Scotty McTague (also spelled McTeague) moved from Fort Worth back to small-town Texas with his wife and children three years ago to take over his father Jerry’s harvesting business. But there are problems from the beginning: Jerry goes behind Scotty’s back to ensure that Hatch, 74, works on the crew. Jerry feels obligated through family ties and Hatch’s sad history to help him out, while Scotty worries that he’s a troublemaker. In addition to this stress, Scotty deals with expensive maintenance, clients who can’t pay their bills, and other complications.
Scotty and Jerry are constantly arguing—or are on the verge of arguing. Scotty is resentful at having had to disrupt his family to care for his elderly father as well as the business, while Jerry continues to make business decisions without consulting Scotty. Ultimately, Scotty must decide whether to continue working the ailing business or try for something better.
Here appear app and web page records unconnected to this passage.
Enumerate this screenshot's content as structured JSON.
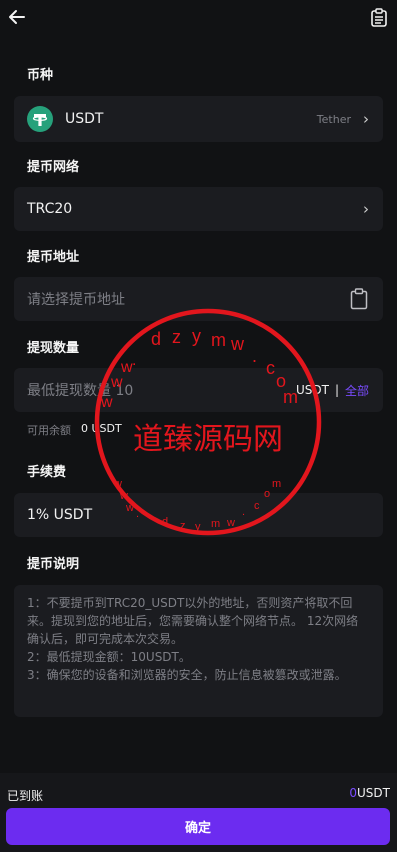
{
  "header": {
    "back_icon": "arrow-left-icon",
    "records_icon": "document-list-icon"
  },
  "coin": {
    "label": "币种",
    "symbol": "USDT",
    "name": "Tether",
    "icon": "tether-logo-icon",
    "icon_color": "#26a17b"
  },
  "network": {
    "label": "提币网络",
    "value": "TRC20"
  },
  "address": {
    "label": "提币地址",
    "placeholder": "请选择提币地址",
    "icon": "clipboard-icon"
  },
  "amount": {
    "label": "提现数量",
    "placeholder": "最低提现数量 10",
    "unit": "USDT",
    "separator": "|",
    "all_label": "全部",
    "available_label": "可用余额",
    "available_value": "0 USDT"
  },
  "fee": {
    "label": "手续费",
    "value": "1% USDT"
  },
  "notes": {
    "label": "提币说明",
    "text": "1：不要提币到TRC20_USDT以外的地址，否则资产将取不回来。提现到您的地址后，您需要确认整个网络节点。 12次网络确认后，即可完成本次交易。\n2：最低提现金额：10USDT。\n3：确保您的设备和浏览器的安全，防止信息被篡改或泄露。"
  },
  "footer": {
    "received_label": "已到账",
    "received_value": "0",
    "received_unit": "USDT",
    "confirm_label": "确定"
  },
  "watermark": {
    "center": "道臻源码网",
    "top_letters": [
      "d",
      "z",
      "y",
      "m",
      "w",
      ".",
      "c",
      "o",
      "m"
    ],
    "left_letters": [
      ".",
      "w",
      "w",
      "w"
    ],
    "bottom_letters": [
      "w",
      "w",
      "w",
      ".",
      "d",
      "z",
      "y",
      "m",
      "w",
      ".",
      "c",
      "o",
      "m"
    ],
    "color": "#e2161d"
  },
  "colors": {
    "accent": "#6c2cf0",
    "link": "#7a4cff",
    "background": "#111214",
    "surface": "#1b1c20"
  }
}
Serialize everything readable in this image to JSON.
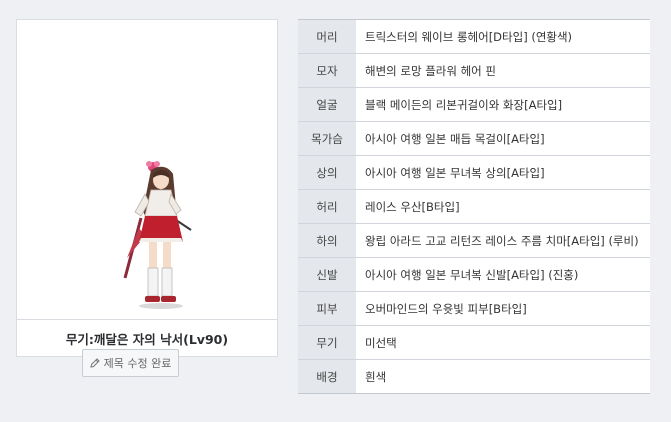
{
  "avatar_title": "무기:깨달은 자의 낙서(Lv90)",
  "edit_button_label": "제목 수정 완료",
  "equipment": [
    {
      "slot": "머리",
      "item": "트릭스터의 웨이브 롱헤어[D타입] (연황색)"
    },
    {
      "slot": "모자",
      "item": "해변의 로망 플라워 헤어 핀"
    },
    {
      "slot": "얼굴",
      "item": "블랙 메이든의 리본귀걸이와 화장[A타입]"
    },
    {
      "slot": "목가슴",
      "item": "아시아 여행 일본 매듭 목걸이[A타입]"
    },
    {
      "slot": "상의",
      "item": "아시아 여행 일본 무녀복 상의[A타입]"
    },
    {
      "slot": "허리",
      "item": "레이스 우산[B타입]"
    },
    {
      "slot": "하의",
      "item": "왕립 아라드 고교 리턴즈 레이스 주름 치마[A타입] (루비)"
    },
    {
      "slot": "신발",
      "item": "아시아 여행 일본 무녀복 신발[A타입] (진홍)"
    },
    {
      "slot": "피부",
      "item": "오버마인드의 우윳빛 피부[B타입]"
    },
    {
      "slot": "무기",
      "item": "미선택"
    },
    {
      "slot": "배경",
      "item": "흰색"
    }
  ],
  "icons": {
    "edit": "pencil-icon"
  }
}
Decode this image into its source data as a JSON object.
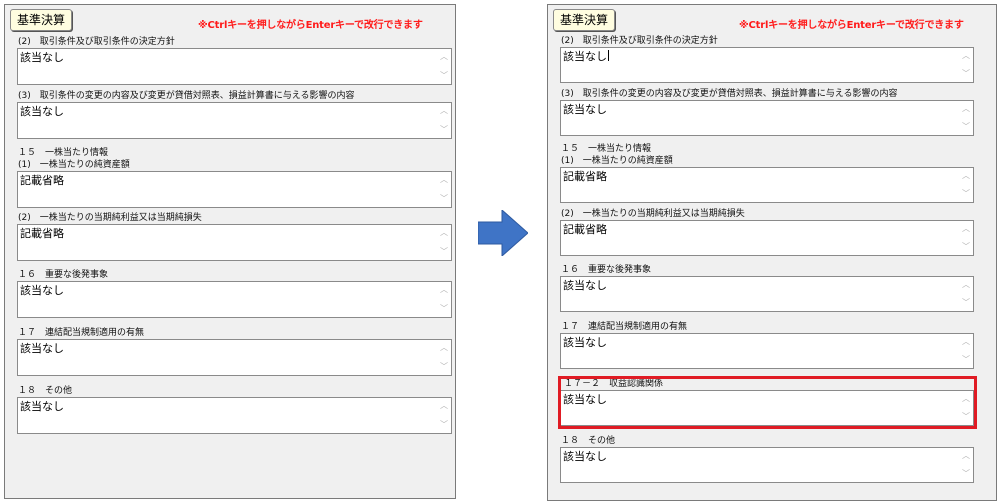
{
  "colors": {
    "note": "#ff1a1a",
    "highlight": "#e01b24",
    "arrow": "#3f74c6"
  },
  "left": {
    "button": "基準決算",
    "note": "※Ctrlキーを押しながらEnterキーで改行できます",
    "sec1_label": "(2)　取引条件及び取引条件の決定方針",
    "sec1_value": "該当なし",
    "sec2_label": "(3)　取引条件の変更の内容及び変更が貸借対照表、損益計算書に与える影響の内容",
    "sec2_value": "該当なし",
    "sec3_heading": "１５　一株当たり情報",
    "sec3_label": "(1)　一株当たりの純資産額",
    "sec3_value": "記載省略",
    "sec4_label": "(2)　一株当たりの当期純利益又は当期純損失",
    "sec4_value": "記載省略",
    "sec5_label": "１６　重要な後発事象",
    "sec5_value": "該当なし",
    "sec6_label": "１７　連結配当規制適用の有無",
    "sec6_value": "該当なし",
    "sec7_label": "１８　その他",
    "sec7_value": "該当なし"
  },
  "right": {
    "button": "基準決算",
    "note": "※Ctrlキーを押しながらEnterキーで改行できます",
    "sec1_label": "(2)　取引条件及び取引条件の決定方針",
    "sec1_value": "該当なし",
    "sec2_label": "(3)　取引条件の変更の内容及び変更が貸借対照表、損益計算書に与える影響の内容",
    "sec2_value": "該当なし",
    "sec3_heading": "１５　一株当たり情報",
    "sec3_label": "(1)　一株当たりの純資産額",
    "sec3_value": "記載省略",
    "sec4_label": "(2)　一株当たりの当期純利益又は当期純損失",
    "sec4_value": "記載省略",
    "sec5_label": "１６　重要な後発事象",
    "sec5_value": "該当なし",
    "sec6_label": "１７　連結配当規制適用の有無",
    "sec6_value": "該当なし",
    "sec_new_label": "１７－２　収益認識関係",
    "sec_new_value": "該当なし",
    "sec7_label": "１８　その他",
    "sec7_value": "該当なし"
  }
}
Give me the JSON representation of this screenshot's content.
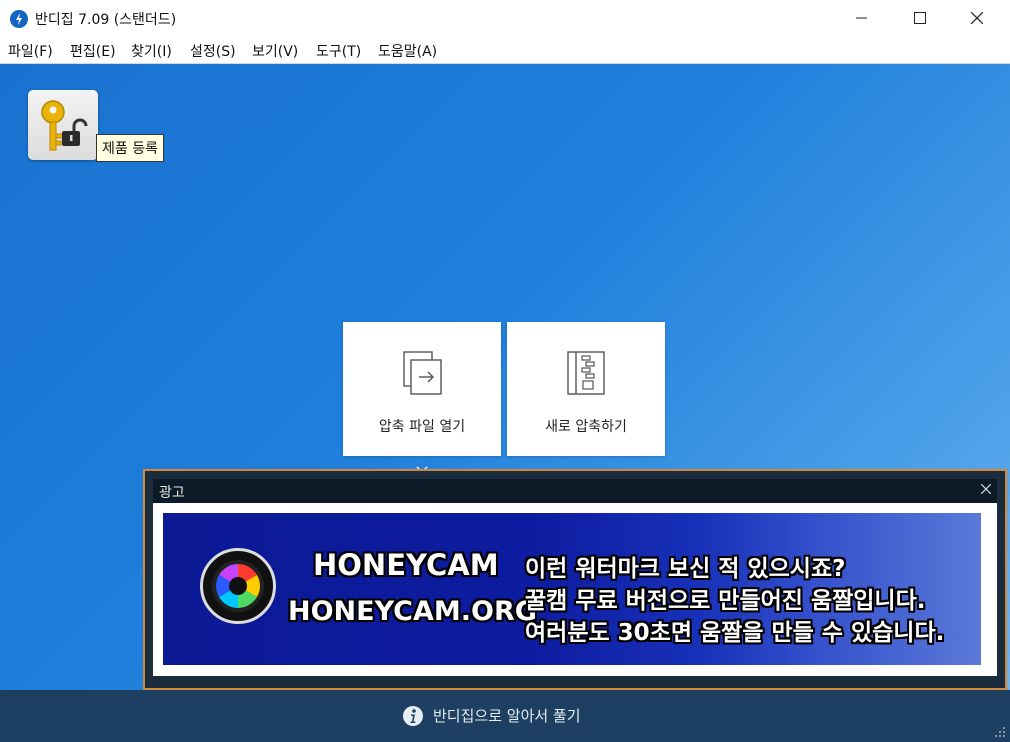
{
  "window": {
    "title": "반디집 7.09 (스탠더드)",
    "controls": [
      "minimize-icon",
      "maximize-icon",
      "close-icon"
    ]
  },
  "menu": [
    {
      "label": "파일(F)"
    },
    {
      "label": "편집(E)"
    },
    {
      "label": "찾기(I)"
    },
    {
      "label": "설정(S)"
    },
    {
      "label": "보기(V)"
    },
    {
      "label": "도구(T)"
    },
    {
      "label": "도움말(A)"
    }
  ],
  "registration": {
    "icon": "key-lock-icon",
    "tooltip": "제품 등록"
  },
  "actions": [
    {
      "label": "압축 파일 열기",
      "icon": "open-archive-icon"
    },
    {
      "label": "새로 압축하기",
      "icon": "new-archive-icon"
    }
  ],
  "ad": {
    "title": "광고",
    "brand": "HONEYCAM",
    "url": "HONEYCAM.ORG",
    "lines": [
      "이런 워터마크 보신 적 있으시죠?",
      "꿀캠 무료 버전으로 만들어진 움짤입니다.",
      "여러분도 30초면 움짤을 만들 수 있습니다."
    ]
  },
  "status": {
    "icon": "info-icon",
    "text": "반디집으로 알아서 풀기"
  },
  "colors": {
    "accent": "#1f7fdc",
    "status_bar": "#1d3f61",
    "ad_border": "#d2883a"
  }
}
Meanwhile, even minor characters have their own struggles. Al, Scotty’s client, cares for his wife, whose erratic behavior from senility puts his own health in danger. New crew member Robert, nicknamed “Punkin,” has a father in jail, an aunt fighting cancer, and difficulty reading.
Readers unfamiliar with this world will appreciate the foreword, where Hughes describes what custom harvesters do and the machinery they use. Preferably, the information would have been seamlessly woven into the story, but it allows the author to focus on the characters and their complicated relationships, which propel the narrative.
The plot unfolds naturally, with plausible yet unexpected complications, although the final incident feels overly dramatic compared to the rest of the story. The novel uses dialogue well, relaying necessary information and keeping the suspense high.
Readers looking for a well-told story with flawed, intriguing characters should enjoy McTague.